Document Type

Journal Article

Publication Date


Subject Area

place - north america, place - urban, operations - reliability, planning - service improvement, ridership - behaviour


Transit accessibility, travel time reliability, real-time vehicle location


Accessibility measures are necessary for evaluating the benefits of proposed transportation improvements. However, they often do not account for travel time unreliability, but instead incorporate deterministic and time-invariant travel times. This approach risks mischaracterizing the accessibility experienced by travelers. In this paper, we review recent literature on accessibility and travel time reliability with a focus on transit and introduce an approach to joint accessibility-reliability measurement that relies on a behavioral perspective.

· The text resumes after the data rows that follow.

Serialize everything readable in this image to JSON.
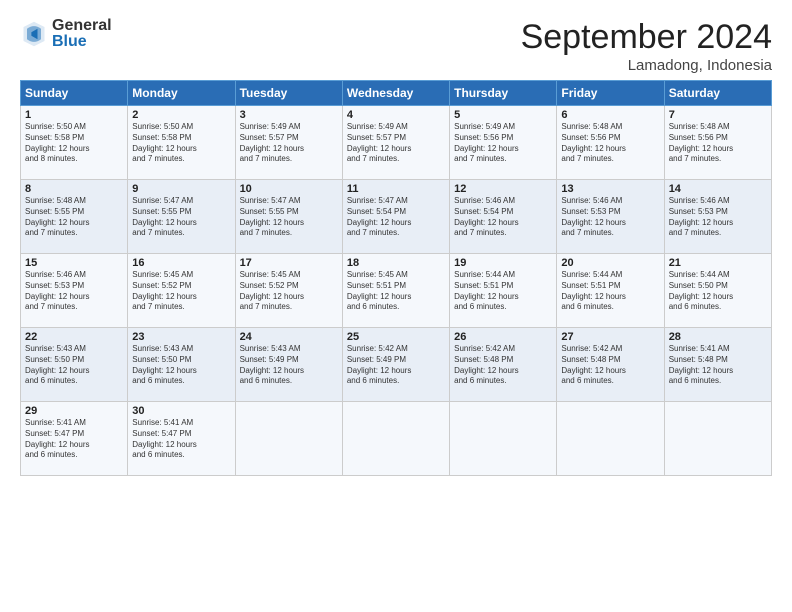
{
  "logo": {
    "general": "General",
    "blue": "Blue"
  },
  "title": "September 2024",
  "location": "Lamadong, Indonesia",
  "days_header": [
    "Sunday",
    "Monday",
    "Tuesday",
    "Wednesday",
    "Thursday",
    "Friday",
    "Saturday"
  ],
  "weeks": [
    [
      {
        "day": "1",
        "text": "Sunrise: 5:50 AM\nSunset: 5:58 PM\nDaylight: 12 hours\nand 8 minutes."
      },
      {
        "day": "2",
        "text": "Sunrise: 5:50 AM\nSunset: 5:58 PM\nDaylight: 12 hours\nand 7 minutes."
      },
      {
        "day": "3",
        "text": "Sunrise: 5:49 AM\nSunset: 5:57 PM\nDaylight: 12 hours\nand 7 minutes."
      },
      {
        "day": "4",
        "text": "Sunrise: 5:49 AM\nSunset: 5:57 PM\nDaylight: 12 hours\nand 7 minutes."
      },
      {
        "day": "5",
        "text": "Sunrise: 5:49 AM\nSunset: 5:56 PM\nDaylight: 12 hours\nand 7 minutes."
      },
      {
        "day": "6",
        "text": "Sunrise: 5:48 AM\nSunset: 5:56 PM\nDaylight: 12 hours\nand 7 minutes."
      },
      {
        "day": "7",
        "text": "Sunrise: 5:48 AM\nSunset: 5:56 PM\nDaylight: 12 hours\nand 7 minutes."
      }
    ],
    [
      {
        "day": "8",
        "text": "Sunrise: 5:48 AM\nSunset: 5:55 PM\nDaylight: 12 hours\nand 7 minutes."
      },
      {
        "day": "9",
        "text": "Sunrise: 5:47 AM\nSunset: 5:55 PM\nDaylight: 12 hours\nand 7 minutes."
      },
      {
        "day": "10",
        "text": "Sunrise: 5:47 AM\nSunset: 5:55 PM\nDaylight: 12 hours\nand 7 minutes."
      },
      {
        "day": "11",
        "text": "Sunrise: 5:47 AM\nSunset: 5:54 PM\nDaylight: 12 hours\nand 7 minutes."
      },
      {
        "day": "12",
        "text": "Sunrise: 5:46 AM\nSunset: 5:54 PM\nDaylight: 12 hours\nand 7 minutes."
      },
      {
        "day": "13",
        "text": "Sunrise: 5:46 AM\nSunset: 5:53 PM\nDaylight: 12 hours\nand 7 minutes."
      },
      {
        "day": "14",
        "text": "Sunrise: 5:46 AM\nSunset: 5:53 PM\nDaylight: 12 hours\nand 7 minutes."
      }
    ],
    [
      {
        "day": "15",
        "text": "Sunrise: 5:46 AM\nSunset: 5:53 PM\nDaylight: 12 hours\nand 7 minutes."
      },
      {
        "day": "16",
        "text": "Sunrise: 5:45 AM\nSunset: 5:52 PM\nDaylight: 12 hours\nand 7 minutes."
      },
      {
        "day": "17",
        "text": "Sunrise: 5:45 AM\nSunset: 5:52 PM\nDaylight: 12 hours\nand 7 minutes."
      },
      {
        "day": "18",
        "text": "Sunrise: 5:45 AM\nSunset: 5:51 PM\nDaylight: 12 hours\nand 6 minutes."
      },
      {
        "day": "19",
        "text": "Sunrise: 5:44 AM\nSunset: 5:51 PM\nDaylight: 12 hours\nand 6 minutes."
      },
      {
        "day": "20",
        "text": "Sunrise: 5:44 AM\nSunset: 5:51 PM\nDaylight: 12 hours\nand 6 minutes."
      },
      {
        "day": "21",
        "text": "Sunrise: 5:44 AM\nSunset: 5:50 PM\nDaylight: 12 hours\nand 6 minutes."
      }
    ],
    [
      {
        "day": "22",
        "text": "Sunrise: 5:43 AM\nSunset: 5:50 PM\nDaylight: 12 hours\nand 6 minutes."
      },
      {
        "day": "23",
        "text": "Sunrise: 5:43 AM\nSunset: 5:50 PM\nDaylight: 12 hours\nand 6 minutes."
      },
      {
        "day": "24",
        "text": "Sunrise: 5:43 AM\nSunset: 5:49 PM\nDaylight: 12 hours\nand 6 minutes."
      },
      {
        "day": "25",
        "text": "Sunrise: 5:42 AM\nSunset: 5:49 PM\nDaylight: 12 hours\nand 6 minutes."
      },
      {
        "day": "26",
        "text": "Sunrise: 5:42 AM\nSunset: 5:48 PM\nDaylight: 12 hours\nand 6 minutes."
      },
      {
        "day": "27",
        "text": "Sunrise: 5:42 AM\nSunset: 5:48 PM\nDaylight: 12 hours\nand 6 minutes."
      },
      {
        "day": "28",
        "text": "Sunrise: 5:41 AM\nSunset: 5:48 PM\nDaylight: 12 hours\nand 6 minutes."
      }
    ],
    [
      {
        "day": "29",
        "text": "Sunrise: 5:41 AM\nSunset: 5:47 PM\nDaylight: 12 hours\nand 6 minutes."
      },
      {
        "day": "30",
        "text": "Sunrise: 5:41 AM\nSunset: 5:47 PM\nDaylight: 12 hours\nand 6 minutes."
      },
      {
        "day": "",
        "text": ""
      },
      {
        "day": "",
        "text": ""
      },
      {
        "day": "",
        "text": ""
      },
      {
        "day": "",
        "text": ""
      },
      {
        "day": "",
        "text": ""
      }
    ]
  ]
}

Using this behavioral perspective, we propose that existing accessibility measures be implemented using travelers’ total travel time budget as a measure of travel time, and that varying departure time strategies depending on service characteristics be considered. The total travel time budget can reasonably be quantified with a high percentile of the total travel time distribution. However, we note that different percentiles may be more appropriate for different traveler types, as these percentiles correspond to varying tolerances for late arrivals. This behavioral perspective can be operationalized with commonly used accessibility measures, such as the cumulative opportunity measure, and with real-time vehicle location data. We include a demonstration of the potential changes in accessibility estimates when accounting for travel time unreliability, with a simplified case study of a transit route in San Francisco. The results show a considerable reduction of the number of opportunities available to travelers when the calculation is based on the latter—between 5.9% and 37.9% less, depending on various factors. Such differences have the potential to significantly affect the accessibility benefits of transit capital investments.


Permission to publish the abstract has been given by SAGE, copyright remains with them.